California – Governor Jerry Brown is asking California residents to pay $65 annually in a new fee to increase gas taxes in order to fund a $3.6 billion plan for restoration of the state’s highways, bridges and roads.
The Democratic governor called for a special session to discuss the subject back on June, but until Thursday it was unclear whether the proposal would take place. However, as the program demands new tax requirements, it would need a two-third majority vote in the Legislature for approval.
The strategy is to raise gas taxes by 6 cents per gallon and 11 cents per gallon of diesel. It is estimated that up to $1 billion could be collected because of the tax increase.
The governor’s program has risen a lot of controversy around the subject. Many argue that the state has already enough funds to make the plan possible, while others claim that California demands and urgent upgrade of its infrastructure possibly suggesting that colaboration through the tax increase is needed.

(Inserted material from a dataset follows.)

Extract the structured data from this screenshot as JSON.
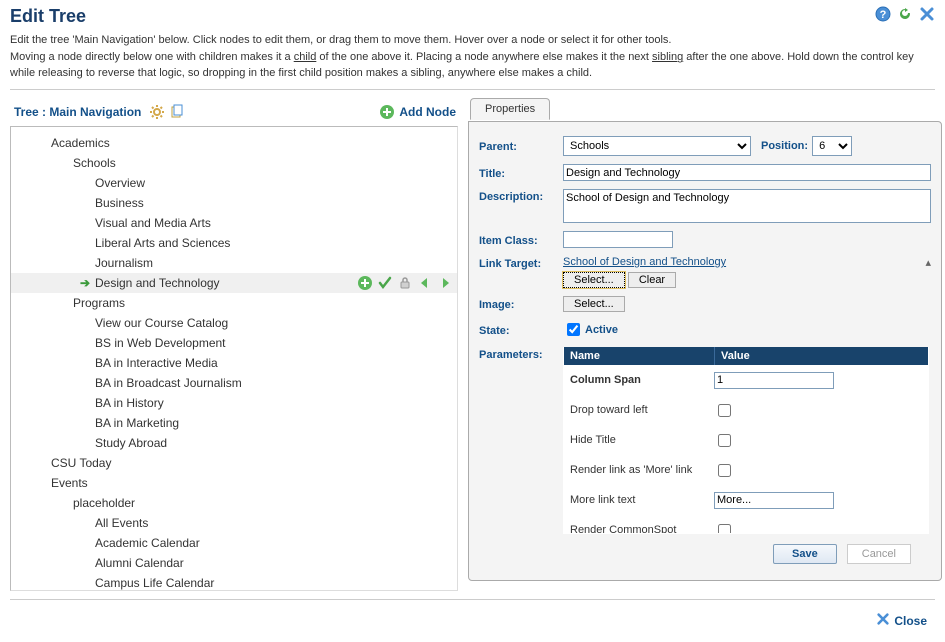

Republican Assembly member Kristin Olsen strongly opposed the Californian governor’s plan, stating that “Funds exist to fix our roads. It’s up to the majority party to recognize that”. She also added that it is unfair to hard-working California residents to pay more taxes for improving roads and highways when there are already billions of dollars collected in taxes to make possible projects like this one. “Why would the general public belief us?” Olsen questioned.
Nevertheless, Brown continues to emphasize the urgent need for an infrastructure improvement. “The administration’s proposal was put forth after engaging with Democrats, Republicans and lots of people who are concerned about adequate funding for our crumbling roads and highways,” said Brown spokesman Gareth Lacy.
Different business groups have separated from Republicans and now support the strategy to fund California’s infrastructure. A union that includes influential business and labor groups has called for the raising of at least $6 billion for the makeover.
“Conditions are getting so bad that if Californians don’t commit to prioritizing funding to fix them, we will be facing the failure of a large portion of our bridges, streets and roads”, said Chris McKenzie, executive director of the League of California Cities.
Others who support the governors plan include the transportation, business and transit advocacy groups who responded enthusiastically to the proposal.
Even the California Chamber of Commerce, which usually oppose to any new taxes regulations stated its support for the “reasonable” fee to boost the state’s transportation budget.
A D+, for US infrastructure
For now, state residents await for the ultimate decision. However, the infrastructure problem is a topic shared by the majority of citizens, and of course, politicians who see in that issue an oportunity to expand their policies in every direction, including job creation, tax increases or decreases. Infrastructure is not only related to highways, it also includes airports and bridges, among other public goods, which have to receive maintenance throughout the year, to help society function as eficient as possible and with the top safety standards.
There has been many comments on this issue from different politicians as Michael Bloomberg, for example, characterizing de problem as “not glamorous” and, as others, “not a sexy one”.
John Oliver, the “sexy” comedian of HBO’s Last Week Tonight, takes the matter on his hands, and starts one of his shows talking about crumbling dam system. In this video you can enjoy the humorous focus he gaves the infrastructure issue. However, as always, he is very serious about the complex trouble the whole country faces.
Source: CBS SF Bay Area